But I still haven’t started. I’ve planned to plan to plan, if you will. This summer has been busy with a lot of change, loss and adjustments. And it’s been a summer of physical pain and illness for me: one of the worst times I’ve had in quiet a while.

But, as I noted in a recent post, I’m feeling better. Not better enough to run a marathon but better. And thoughts about practices, routines, exercice have all been slowly coming together…circling high overhead like hawks (or vultures I suppose :)).

And so, last night, while Jena and I were out watching Robot and Frank, I felt some more pieces snap into place. Without giving away the film, suffice it to say that a theme in it is the loss and recovery of physical and mental capabilities as we age. That resonated with me greatly. And related to that, there were points made about the importance of routines and exercise. And in the film we see those benefits as part of the recovery of lost physical and mental capabilities.

And so, today, I am moved to take more steps down the road of recovery. I’ve spent the morning doing some of the preliminary work I need to get my exercise routine going once again. I have been slowly altering my schedule to ease into something more structured and am thinking further about what that looks like. And, as part of that preliminary work, I just did weights and measures to assess my current physical condition.

Bad news: I’m in worse shape than I was when I started the first time 4 years ago.

Good news: It will make the success all the greater when I get to where I want to be.

Seeing this made concrete like this makes me sad. It makes me recognize another loss from my old job. The last two years there and their impact on me erased all the work I did before and took me to an even worse place than I was before. Another reason I am glad I’m gone from there: there is no way I could work to get myself back and go where I want to if I were there.

And it makes me glad to have the love and support and inspiration that I do from Jena and Aurora and my wife. They have all stood by me and helped me in different and important ways throughout this incredibly hard time. And as I take further steps forward I know that I’ll need their help and support all the more: I am truly blessed to have that in my life. Indeed, sometimes (many times) I find myself wondering how I came to be so fortunate and blessed. Somewhere, growing up, I believed I was supposed to be alone and miserable: I never would have believed or hoped for the love I have in my life.

And so, in keeping with the forward looking focus I’m trying to maintain, I am writing today to get out there some of my further thoughts for where I want to go forward in my life.
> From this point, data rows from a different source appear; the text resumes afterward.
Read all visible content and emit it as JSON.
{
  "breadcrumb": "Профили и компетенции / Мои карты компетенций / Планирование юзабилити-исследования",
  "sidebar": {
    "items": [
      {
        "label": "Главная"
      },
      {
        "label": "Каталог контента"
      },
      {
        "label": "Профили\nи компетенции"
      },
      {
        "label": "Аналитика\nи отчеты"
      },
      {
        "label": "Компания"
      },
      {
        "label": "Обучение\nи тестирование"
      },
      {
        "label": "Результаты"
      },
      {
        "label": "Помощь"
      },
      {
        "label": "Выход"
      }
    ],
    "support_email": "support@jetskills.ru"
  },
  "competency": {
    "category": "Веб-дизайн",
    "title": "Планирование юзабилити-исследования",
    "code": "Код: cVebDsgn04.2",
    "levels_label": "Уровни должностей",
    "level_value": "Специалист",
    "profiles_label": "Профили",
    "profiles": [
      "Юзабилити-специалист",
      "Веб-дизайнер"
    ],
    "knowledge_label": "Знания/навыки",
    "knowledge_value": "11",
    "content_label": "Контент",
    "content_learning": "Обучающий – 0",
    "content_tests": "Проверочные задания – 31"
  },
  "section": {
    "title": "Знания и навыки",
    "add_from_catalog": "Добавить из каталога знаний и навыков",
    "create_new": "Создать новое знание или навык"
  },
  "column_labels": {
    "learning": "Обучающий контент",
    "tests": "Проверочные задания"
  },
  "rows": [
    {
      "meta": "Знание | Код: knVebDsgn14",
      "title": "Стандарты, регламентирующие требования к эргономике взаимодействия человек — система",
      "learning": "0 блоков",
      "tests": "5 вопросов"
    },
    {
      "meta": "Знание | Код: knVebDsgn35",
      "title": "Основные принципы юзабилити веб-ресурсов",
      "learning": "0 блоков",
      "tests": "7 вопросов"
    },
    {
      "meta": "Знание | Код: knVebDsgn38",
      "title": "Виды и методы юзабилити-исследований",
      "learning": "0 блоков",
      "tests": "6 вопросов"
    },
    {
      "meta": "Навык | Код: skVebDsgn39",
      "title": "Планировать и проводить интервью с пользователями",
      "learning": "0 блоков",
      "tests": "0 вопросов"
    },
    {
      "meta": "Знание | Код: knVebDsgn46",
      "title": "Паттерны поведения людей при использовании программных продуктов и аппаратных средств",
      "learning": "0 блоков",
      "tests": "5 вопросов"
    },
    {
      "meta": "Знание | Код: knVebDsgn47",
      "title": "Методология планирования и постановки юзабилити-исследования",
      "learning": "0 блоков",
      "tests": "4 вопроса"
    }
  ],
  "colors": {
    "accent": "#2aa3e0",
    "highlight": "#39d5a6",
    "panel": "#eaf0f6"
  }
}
I title this “Burning Boats” because of the apocryphal story of the conquistador Cortez burning his ships in the new world. Though likely false, it is a good story about taking action that prevents you from changing course, retreating or otherwise backing down. For me, talking about this plan is “burning the boats”. I am vain and I don’t like to admit failure. If I say publicly that I’m going to do something, I’m committing myself to it irrevocably. And so, the time writing this is also part of my preparation.

It’s not going to go quickly, it’s not going to happen quickly. I have much further to go physically and mentally than I did before. And last time it took a while. But, I do believe that this is taking me to places much better than I ever could have imagined before all this happened 3 – 4 years ago. I am free from that horrible work place and have my life back, I have Aurora in my life, Jena is out here at long last, my relationship with my wife is changed but stronger, I spend more time with my remaining pets, and I increasingly have a sense of who I am and want to be. So, despite the worries and challenges, I really do think things are moving forward and that life is good.

And even when it’s not feeling like that, I have to remember that for me it’s important to take the words of Winston Churchill to heart and “KBO”. Because one thing I learned last time is that movement, exercise and physical activity are important elements in mood management for me.